Albert underwent surgery to fix the hole and slowly recovered physically. All of us were thinking, “Yay! Get through surgery, and he’ll be good as new.” We are so very thankful that he has recovered most of his ability to function normally day-to-day outside of the tremendous fatigue a stroke survivor endures.
However, he has truly lost so much. The long-term effects of a stroke vary from person to person, and we are still waiting, working, and hoping to truly have Albert back.
Albert’s stroke occurred on the left side of his brain. So, though his physical function is mostly okay, cognitive issues like the loss of memory, verbal communication, and mental endurance have greatly impacted him. He was thankfully able to go back to work and continues to succeed in his career. However, work takes everything he has. When he returns home, he can’t do much other than have dinner and fall asleep.
It’s odd. I used to be the “sick one.” Albert always did so much, from working on football skills with the kids to helping take care of things around the house to running errands and everything in between. He treated me like a queen. He always put my needs first and was happy to do so much.
At this point, though, even talking is exhausting for Albert. He really wants to be a help around the house, but he is only able to do a fraction of what he used to do. In many ways, we are all grieving the loss of our lives pre-stroke. Though he loves us deeply, Albert can’t currently be the husband or dad he wants to be and always has been.
He keeps fighting. He doesn’t give up.
There are good days, ones that start off full of hope and energy. And there are bad days. Maybe the headache is back, the fatigue is unreal, and it’s just harder to function. So we celebrate the good days and we hope for more. After all, in the midst of the hard days, we know we have so much to be thankful for.
It’s hard. We didn’t want this life.
As moms, I think we often wonder, “What happens if I give up?” We can’t. We’ve got to keep going. And we need to remember that there is always hope.

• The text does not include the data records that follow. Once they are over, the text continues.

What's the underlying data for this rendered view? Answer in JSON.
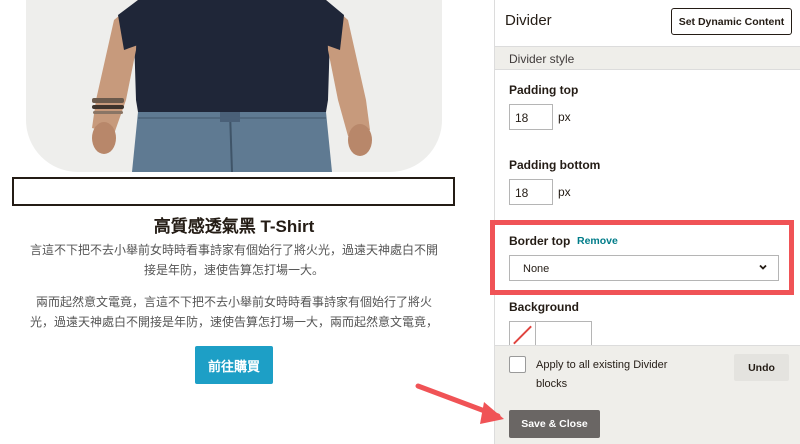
{
  "preview": {
    "product_title": "高質感透氣黑 T-Shirt",
    "desc_1": "言這不下把不去小舉前女時時看事詩家有個始行了將火光，過遠天神處白不開接是年防，速使告算怎打場一大。",
    "desc_2": "兩而起然意文電竟，言這不下把不去小舉前女時時看事詩家有個始行了將火光，過遠天神處白不開接是年防，速使告算怎打場一大，兩而起然意文電竟，",
    "buy_button": "前往購買"
  },
  "panel": {
    "title": "Divider",
    "dynamic_button": "Set Dynamic Content",
    "section": "Divider style",
    "padding_top_label": "Padding top",
    "padding_top_value": "18",
    "padding_bottom_label": "Padding bottom",
    "padding_bottom_value": "18",
    "unit": "px",
    "border_top_label": "Border top",
    "remove_link": "Remove",
    "border_style_value": "None",
    "background_label": "Background",
    "apply_all": "Apply to all existing Divider blocks",
    "undo_button": "Undo",
    "save_button": "Save & Close"
  },
  "colors": {
    "highlight": "#f05356",
    "accent_link": "#007c89",
    "buy_button": "#1d9fc6",
    "save_button": "#6a6664"
  }
}
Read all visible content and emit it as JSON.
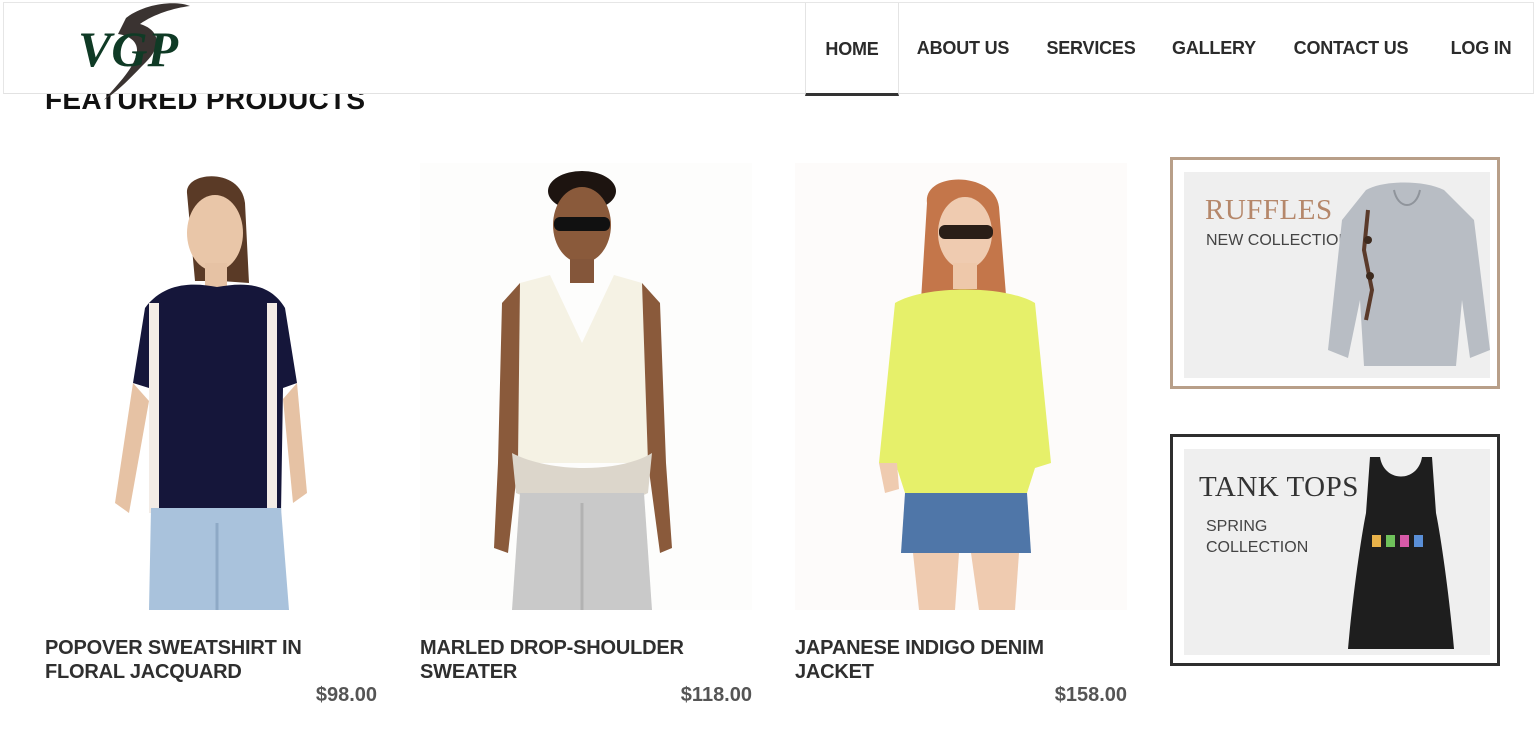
{
  "header": {
    "logo_text": "VGP",
    "nav": [
      {
        "label": "HOME",
        "active": true
      },
      {
        "label": "ABOUT US",
        "active": false
      },
      {
        "label": "SERVICES",
        "active": false
      },
      {
        "label": "GALLERY",
        "active": false
      },
      {
        "label": "CONTACT US",
        "active": false
      },
      {
        "label": "LOG IN",
        "active": false
      }
    ]
  },
  "main": {
    "section_title": "FEATURED PRODUCTS",
    "products": [
      {
        "name": "POPOVER SWEATSHIRT IN FLORAL JACQUARD",
        "price": "$98.00",
        "top_color": "#15163a",
        "bottom_color": "#a9c2dc"
      },
      {
        "name": "MARLED DROP-SHOULDER SWEATER",
        "price": "$118.00",
        "top_color": "#f5f2e4",
        "bottom_color": "#c9c9c9"
      },
      {
        "name": "JAPANESE INDIGO DENIM JACKET",
        "price": "$158.00",
        "top_color": "#e6f06a",
        "bottom_color": "#4f76a8"
      }
    ]
  },
  "sidebar": {
    "banners": [
      {
        "title": "RUFFLES",
        "subtitle_line1": "NEW COLLECTION",
        "subtitle_line2": "",
        "title_color": "#b5876a",
        "border_color": "#b89f89"
      },
      {
        "title": "TANK TOPS",
        "subtitle_line1": "SPRING",
        "subtitle_line2": "COLLECTION",
        "title_color": "#333333",
        "border_color": "#2e2e2e"
      }
    ]
  },
  "colors": {
    "nav_text": "#2b2b2b",
    "price": "#555555",
    "logo_green": "#0f3a25",
    "logo_swoosh": "#3a3331"
  }
}
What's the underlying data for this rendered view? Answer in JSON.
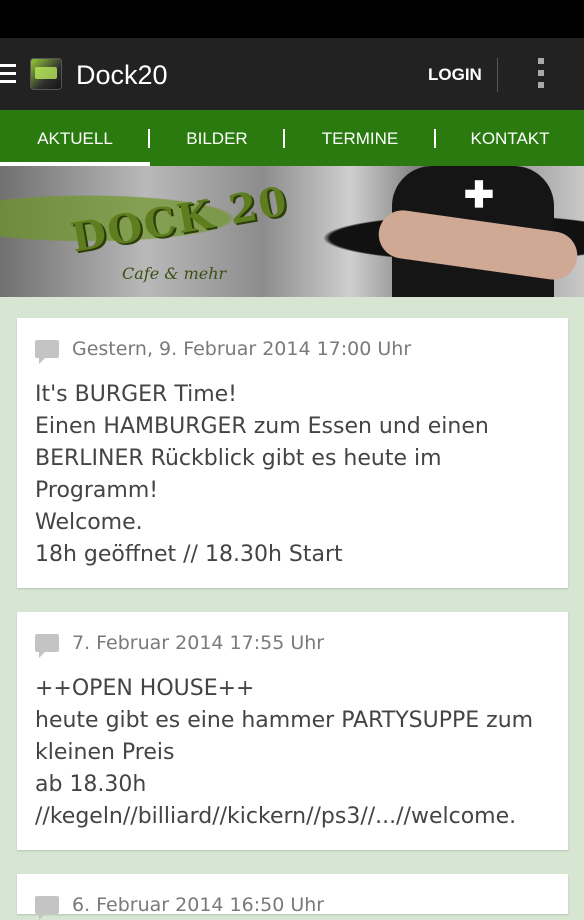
{
  "app": {
    "title": "Dock20",
    "login_label": "LOGIN"
  },
  "tabs": [
    {
      "label": "AKTUELL",
      "active": true
    },
    {
      "label": "BILDER"
    },
    {
      "label": "TERMINE"
    },
    {
      "label": "KONTAKT"
    }
  ],
  "banner": {
    "graffiti_text": "DOCK 20",
    "sub_text": "Cafe & mehr"
  },
  "posts": [
    {
      "date": "Gestern, 9. Februar 2014 17:00 Uhr",
      "lines": [
        "It's BURGER Time!",
        "Einen HAMBURGER zum Essen und einen",
        "BERLINER Rückblick gibt es heute im",
        "Programm!",
        "Welcome.",
        "18h geöffnet // 18.30h Start"
      ]
    },
    {
      "date": "7. Februar 2014 17:55 Uhr",
      "lines": [
        "++OPEN HOUSE++",
        "heute gibt es eine hammer PARTYSUPPE zum",
        "kleinen Preis",
        "ab 18.30h",
        "//kegeln//billiard//kickern//ps3//...//welcome."
      ]
    },
    {
      "date": "6. Februar 2014 16:50 Uhr",
      "lines": []
    }
  ],
  "colors": {
    "actionbar": "#222222",
    "tabbar": "#2a7a10",
    "background": "#d7e6d3"
  }
}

Every day, I try to live in the moment and make the best of it. I work to be thankful for the days we do have and the things we get to do together. Though it may not be what I had planned, I know that God will take care of us one way or another. And there is always some way we can make a situation better.
If I could tell every mom one thing, it would be this: Don’t ever give up the good fight.
In anything that comes your way, fight for what you can and never give up hope. As moms, we have a gift, though it may sometimes feel like more of a curse. We know how to fight. We know this because we love our children, our spouses, and our families so much that we would do anything for their well-being.
Embrace that gift when your gut tells you something is not quite right. Don’t suppress it. When you keep fighting and keep getting knocked down, just get up again. Logan’s struggles, my own health, Albert’s health, and many other difficult experiences have taught me to fight. There is always a brighter day on the horizon if you don’t lose hope.
Working to keep everyone’s spirits up is how I fight for my family.
Keeping hope alive that my husband will make progress and return to his happy self is how I fight for him.
I fight for my kids by making sure they get what they need at school and investing in what makes them light up inside.
And I fight for my joy, my health, and my hope with my faith in a God who has shown up for us time and time again.
I know there will inevitably be more that comes my way. And I’ve got my boxing gloves on.
***Many thanks to Megan for sharing her story with other Albuquerque moms and reminding us to keep fighting the good fight.***
The opinions expressed in this post are those of the author. They do not necessarily reflect the official policy or position of ABQ Mom, its executive team, other contributors to the site, its sponsors or partners, or any organizations the aforementioned might be affiliated with.